● **ASSIGNMENT**
Across the data below, how many lines hold "JSON"? Answer with that number and nothing else.

[GIVEN RECORDS Boundary: Start]

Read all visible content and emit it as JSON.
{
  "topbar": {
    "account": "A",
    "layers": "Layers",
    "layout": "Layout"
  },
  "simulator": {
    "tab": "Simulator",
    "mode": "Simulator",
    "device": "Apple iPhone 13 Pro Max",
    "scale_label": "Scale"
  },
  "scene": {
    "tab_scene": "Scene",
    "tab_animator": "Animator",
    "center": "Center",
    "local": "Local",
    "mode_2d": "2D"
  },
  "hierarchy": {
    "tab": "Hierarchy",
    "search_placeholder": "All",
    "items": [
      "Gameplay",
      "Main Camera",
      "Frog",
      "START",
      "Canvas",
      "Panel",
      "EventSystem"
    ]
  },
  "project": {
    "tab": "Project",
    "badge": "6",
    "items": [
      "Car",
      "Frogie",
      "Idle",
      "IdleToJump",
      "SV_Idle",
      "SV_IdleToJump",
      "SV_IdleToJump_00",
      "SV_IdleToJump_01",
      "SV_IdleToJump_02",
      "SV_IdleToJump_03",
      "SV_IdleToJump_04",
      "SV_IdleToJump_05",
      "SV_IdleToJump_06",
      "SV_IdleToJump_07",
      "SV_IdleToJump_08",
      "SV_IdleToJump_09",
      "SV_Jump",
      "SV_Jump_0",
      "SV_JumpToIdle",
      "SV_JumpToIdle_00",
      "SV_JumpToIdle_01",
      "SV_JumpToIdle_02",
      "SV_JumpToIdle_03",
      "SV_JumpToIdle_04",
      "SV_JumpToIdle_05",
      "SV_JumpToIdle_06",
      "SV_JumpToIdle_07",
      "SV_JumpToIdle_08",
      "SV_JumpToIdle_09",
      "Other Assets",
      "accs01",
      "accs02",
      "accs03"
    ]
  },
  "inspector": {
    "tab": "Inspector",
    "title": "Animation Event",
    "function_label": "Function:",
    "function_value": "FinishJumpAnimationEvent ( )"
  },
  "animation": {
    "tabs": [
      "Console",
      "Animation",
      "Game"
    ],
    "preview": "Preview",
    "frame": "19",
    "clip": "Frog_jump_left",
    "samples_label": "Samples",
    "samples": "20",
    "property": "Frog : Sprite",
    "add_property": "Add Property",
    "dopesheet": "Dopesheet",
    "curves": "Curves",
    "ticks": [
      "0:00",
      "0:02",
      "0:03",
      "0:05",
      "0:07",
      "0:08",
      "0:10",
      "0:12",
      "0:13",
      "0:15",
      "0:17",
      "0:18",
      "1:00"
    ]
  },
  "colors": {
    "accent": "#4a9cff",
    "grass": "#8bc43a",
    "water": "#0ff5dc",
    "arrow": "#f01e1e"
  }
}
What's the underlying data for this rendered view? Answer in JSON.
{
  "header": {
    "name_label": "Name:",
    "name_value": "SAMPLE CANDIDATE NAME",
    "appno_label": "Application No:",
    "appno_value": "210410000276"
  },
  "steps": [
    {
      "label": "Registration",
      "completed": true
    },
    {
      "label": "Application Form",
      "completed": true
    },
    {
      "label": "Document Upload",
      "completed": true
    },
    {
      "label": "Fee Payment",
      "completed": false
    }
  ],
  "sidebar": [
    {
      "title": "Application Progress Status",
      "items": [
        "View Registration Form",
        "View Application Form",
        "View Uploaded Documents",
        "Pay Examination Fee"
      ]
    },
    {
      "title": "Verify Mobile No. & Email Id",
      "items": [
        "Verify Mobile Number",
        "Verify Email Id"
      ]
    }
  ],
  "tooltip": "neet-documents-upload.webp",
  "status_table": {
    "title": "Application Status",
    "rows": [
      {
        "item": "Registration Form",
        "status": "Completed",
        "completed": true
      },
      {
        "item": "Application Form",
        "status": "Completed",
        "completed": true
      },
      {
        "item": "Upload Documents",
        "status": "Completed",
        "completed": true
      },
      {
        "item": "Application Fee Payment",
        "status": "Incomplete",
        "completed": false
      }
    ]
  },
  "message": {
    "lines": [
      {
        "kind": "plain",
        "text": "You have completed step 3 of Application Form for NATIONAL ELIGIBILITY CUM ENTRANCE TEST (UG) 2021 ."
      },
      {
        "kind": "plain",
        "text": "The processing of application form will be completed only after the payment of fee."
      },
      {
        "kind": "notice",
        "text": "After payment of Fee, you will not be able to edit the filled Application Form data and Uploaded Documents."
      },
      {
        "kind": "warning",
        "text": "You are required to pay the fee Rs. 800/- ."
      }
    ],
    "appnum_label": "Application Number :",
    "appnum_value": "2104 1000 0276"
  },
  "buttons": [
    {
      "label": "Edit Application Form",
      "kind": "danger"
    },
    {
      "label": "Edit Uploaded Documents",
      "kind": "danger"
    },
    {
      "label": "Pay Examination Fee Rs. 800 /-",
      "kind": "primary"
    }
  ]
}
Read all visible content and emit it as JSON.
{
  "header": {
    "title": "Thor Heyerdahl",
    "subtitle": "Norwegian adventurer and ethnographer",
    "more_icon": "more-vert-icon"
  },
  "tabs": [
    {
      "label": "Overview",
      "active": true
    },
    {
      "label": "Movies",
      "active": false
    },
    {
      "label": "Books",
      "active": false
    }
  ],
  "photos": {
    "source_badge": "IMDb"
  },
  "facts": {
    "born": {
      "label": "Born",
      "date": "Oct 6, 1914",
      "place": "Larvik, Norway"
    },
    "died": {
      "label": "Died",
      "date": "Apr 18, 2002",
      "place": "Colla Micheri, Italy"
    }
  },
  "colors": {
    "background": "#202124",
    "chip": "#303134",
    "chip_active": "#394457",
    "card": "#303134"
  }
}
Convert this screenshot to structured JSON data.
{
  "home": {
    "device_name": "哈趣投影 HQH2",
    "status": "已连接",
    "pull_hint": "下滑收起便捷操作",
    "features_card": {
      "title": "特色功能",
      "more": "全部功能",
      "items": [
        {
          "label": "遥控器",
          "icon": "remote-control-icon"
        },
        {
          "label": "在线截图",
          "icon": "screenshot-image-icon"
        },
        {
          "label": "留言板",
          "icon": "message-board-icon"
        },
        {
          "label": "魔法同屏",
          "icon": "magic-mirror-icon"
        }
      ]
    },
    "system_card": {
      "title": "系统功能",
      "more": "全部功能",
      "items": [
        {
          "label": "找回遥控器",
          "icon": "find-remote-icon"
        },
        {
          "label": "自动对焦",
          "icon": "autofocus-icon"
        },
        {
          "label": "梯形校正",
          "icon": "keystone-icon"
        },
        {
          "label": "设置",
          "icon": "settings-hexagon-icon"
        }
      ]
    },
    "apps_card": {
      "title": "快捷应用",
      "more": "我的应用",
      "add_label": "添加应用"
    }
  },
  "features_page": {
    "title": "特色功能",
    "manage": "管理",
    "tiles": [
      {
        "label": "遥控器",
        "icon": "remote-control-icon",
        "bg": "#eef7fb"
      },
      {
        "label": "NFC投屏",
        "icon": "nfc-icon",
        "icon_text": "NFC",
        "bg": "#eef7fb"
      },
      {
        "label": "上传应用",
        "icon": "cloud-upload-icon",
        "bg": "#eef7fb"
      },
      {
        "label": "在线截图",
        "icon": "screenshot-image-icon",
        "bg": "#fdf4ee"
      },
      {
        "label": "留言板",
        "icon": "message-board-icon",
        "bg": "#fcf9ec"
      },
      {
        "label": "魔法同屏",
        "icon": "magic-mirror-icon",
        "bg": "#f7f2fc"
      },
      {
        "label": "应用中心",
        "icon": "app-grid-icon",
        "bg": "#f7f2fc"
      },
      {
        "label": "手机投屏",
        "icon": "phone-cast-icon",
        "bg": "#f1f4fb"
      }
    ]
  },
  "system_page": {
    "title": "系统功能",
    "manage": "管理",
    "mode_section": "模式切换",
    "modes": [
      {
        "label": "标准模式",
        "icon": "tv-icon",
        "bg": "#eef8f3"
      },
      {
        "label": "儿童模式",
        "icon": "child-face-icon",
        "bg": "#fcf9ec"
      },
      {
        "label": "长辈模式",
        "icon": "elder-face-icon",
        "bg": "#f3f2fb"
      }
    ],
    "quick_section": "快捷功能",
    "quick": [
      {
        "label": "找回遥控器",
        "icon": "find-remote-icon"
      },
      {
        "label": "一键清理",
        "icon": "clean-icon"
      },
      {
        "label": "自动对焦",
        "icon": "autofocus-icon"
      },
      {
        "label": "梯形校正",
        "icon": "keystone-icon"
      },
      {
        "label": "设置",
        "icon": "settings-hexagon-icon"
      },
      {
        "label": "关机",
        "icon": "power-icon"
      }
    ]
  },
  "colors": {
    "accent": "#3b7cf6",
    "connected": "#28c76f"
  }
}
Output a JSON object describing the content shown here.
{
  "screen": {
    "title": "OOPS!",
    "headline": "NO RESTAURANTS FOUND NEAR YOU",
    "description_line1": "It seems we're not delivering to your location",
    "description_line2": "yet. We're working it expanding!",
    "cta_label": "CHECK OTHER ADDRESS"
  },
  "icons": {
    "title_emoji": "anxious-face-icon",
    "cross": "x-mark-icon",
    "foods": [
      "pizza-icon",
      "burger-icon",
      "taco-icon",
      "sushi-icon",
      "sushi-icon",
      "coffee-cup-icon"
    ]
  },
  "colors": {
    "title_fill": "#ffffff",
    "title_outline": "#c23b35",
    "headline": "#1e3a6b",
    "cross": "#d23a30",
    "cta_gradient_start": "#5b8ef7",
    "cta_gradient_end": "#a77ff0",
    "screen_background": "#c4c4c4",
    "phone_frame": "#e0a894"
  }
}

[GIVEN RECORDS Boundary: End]

● **RESPONSE AREA**
5